**WORK ORDER:** Write each entry out again exactly, with nothing omitted.

**EXERCISE DATA:**
%%

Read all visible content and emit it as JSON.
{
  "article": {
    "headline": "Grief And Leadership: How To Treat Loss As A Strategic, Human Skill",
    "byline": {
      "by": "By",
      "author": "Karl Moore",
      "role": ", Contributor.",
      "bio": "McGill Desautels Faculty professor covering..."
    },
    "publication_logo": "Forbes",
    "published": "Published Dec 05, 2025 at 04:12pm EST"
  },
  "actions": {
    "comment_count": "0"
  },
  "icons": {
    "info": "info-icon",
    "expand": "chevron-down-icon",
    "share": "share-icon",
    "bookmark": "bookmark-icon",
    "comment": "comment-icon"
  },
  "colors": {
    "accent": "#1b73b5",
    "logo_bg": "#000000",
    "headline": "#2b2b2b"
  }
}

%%

**TASK OUTPUT:**
Read all visible content and emit it as JSON.
{
  "article": {
    "headline": "Grief And Leadership: How To Treat Loss As A Strategic, Human Skill",
    "byline": {
      "by": "By",
      "author": "Karl Moore",
      "role": ", Contributor.",
      "bio": "McGill Desautels Faculty professor covering..."
    },
    "publication_logo": "Forbes",
    "published": "Published Dec 05, 2025 at 04:12pm EST"
  },
  "actions": {
    "comment_count": "0"
  },
  "icons": {
    "info": "info-icon",
    "expand": "chevron-down-icon",
    "share": "share-icon",
    "bookmark": "bookmark-icon",
    "comment": "comment-icon"
  },
  "colors": {
    "accent": "#1b73b5",
    "logo_bg": "#000000",
    "headline": "#2b2b2b"
  }
}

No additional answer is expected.